A lottery is a game of chance in which people pay money for the chance to win a prize. The prizes vary, but usually include a cash amount or goods. The games can be organized by governments, private organizations, or charities. They can be played on paper tickets or online. Many states have lotteries. The profits are often used for public purposes, such as education or infrastructure projects. The word lottery is derived from the Latin phrase “tollene” meaning “to share” or “to distribute.” The drawing of lots has a long history in human society. In the medieval period, the casting of lots was a popular way to allocate public offices and religious positions. During the Renaissance, it was commonly used to determine fates and property rights. Modern lotteries are generally based on the principle of random selection.

The most common type of data hk involves buying a ticket that contains a series of numbers, typically from one to 59. The number-holders are eligible to win a prize, which is determined by a random draw. The numbers are sometimes pre-printed on the tickets, but other times people choose them. The tickets are then sold in a variety of locations, including physical premises and online. The lottery is also used to award scholarships and sporting events.

In addition to a random selection process, a lottery must have a mechanism for collecting and pooling the money staked by bettors. This is normally accomplished by a hierarchy of agents who pass the money paid for tickets up through the organization until it is deposited and banked, ready to be used for prizes. A lottery may decide on a proportion of the total pool to go as prizes, costs of organizing and promoting the lottery, and other expenses.

Traditionally, the majority of lottery revenues are from a small percentage of the players, who purchase a large number of tickets. These bettors tend to have a high level of awareness about the odds and how the lottery works, but are still drawn in by irrational beliefs such as lucky numbers, certain stores or times to buy tickets, and so on. They also know that, on average, they are not likely to win.

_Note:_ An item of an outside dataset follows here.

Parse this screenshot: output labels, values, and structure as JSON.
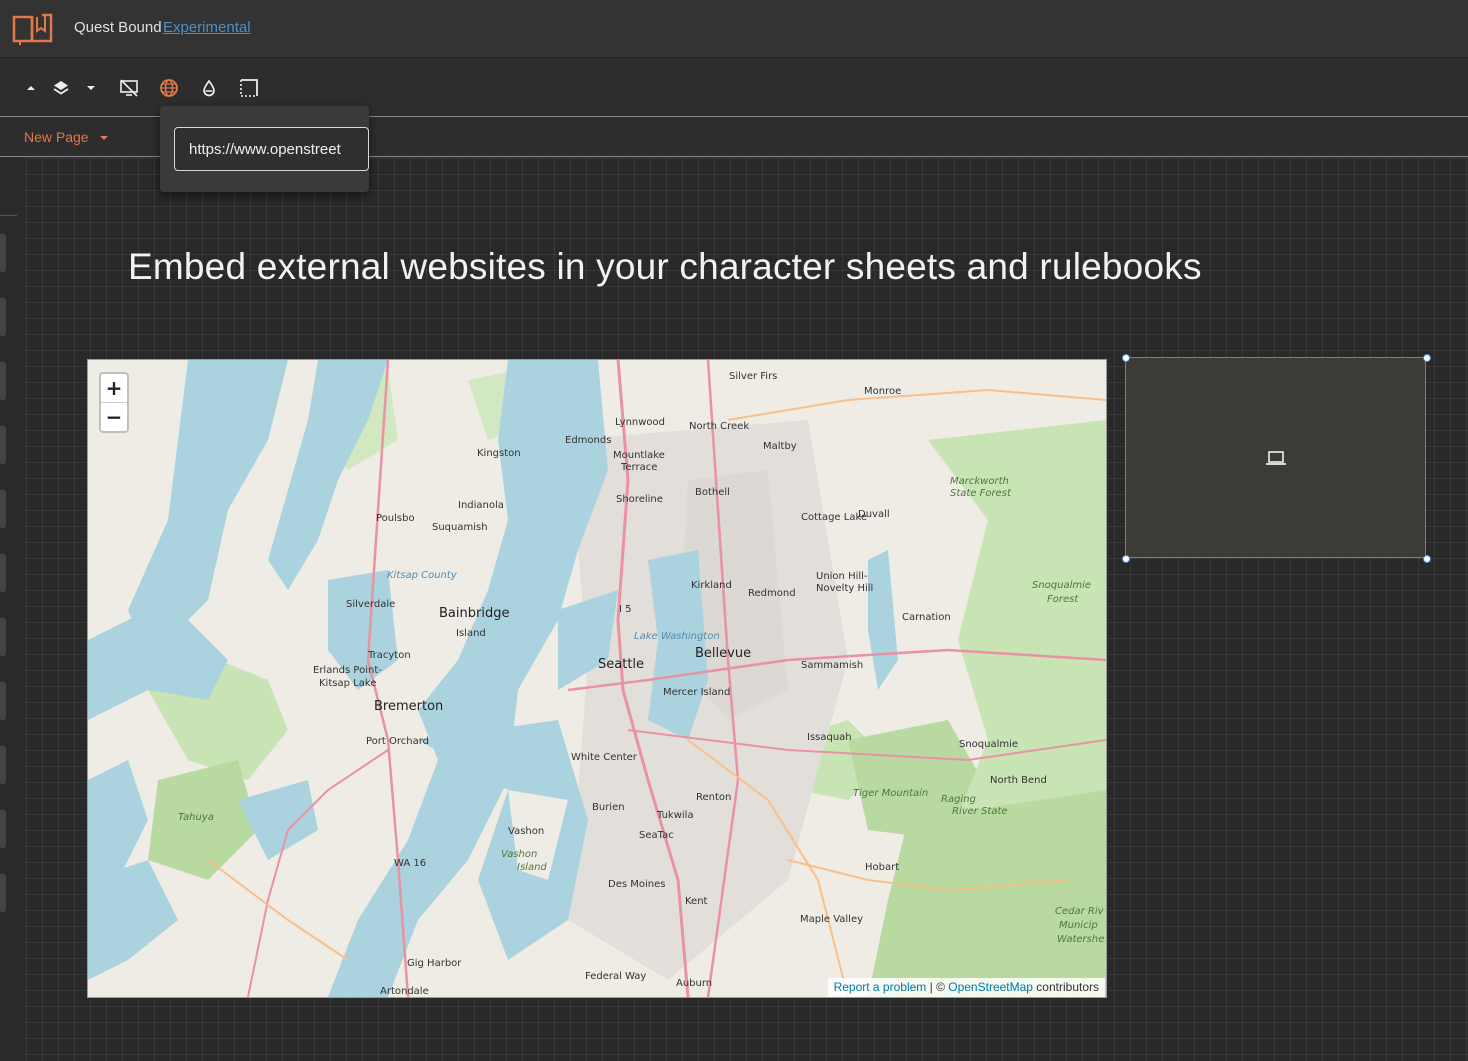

In spite of the low odds, most people play the lottery at least occasionally. The game is particularly popular among lower-income and less educated individuals who spend a significant portion of their incomes on tickets. The popularity of the lottery has fueled concerns that it promotes regressive gambling and exploits those who are most vulnerable. In response, some lotteries are experimenting with new types of games that offer a more balanced distribution of prizes. Others are focusing on improving their marketing and communication strategies to reduce the stigma attached to the games and increase public understanding of how they work. Nevertheless, many believe that the lottery is an important source of revenue for state governments and should remain so. Moreover, they argue that the lottery is a popular and effective method of raising money for state causes.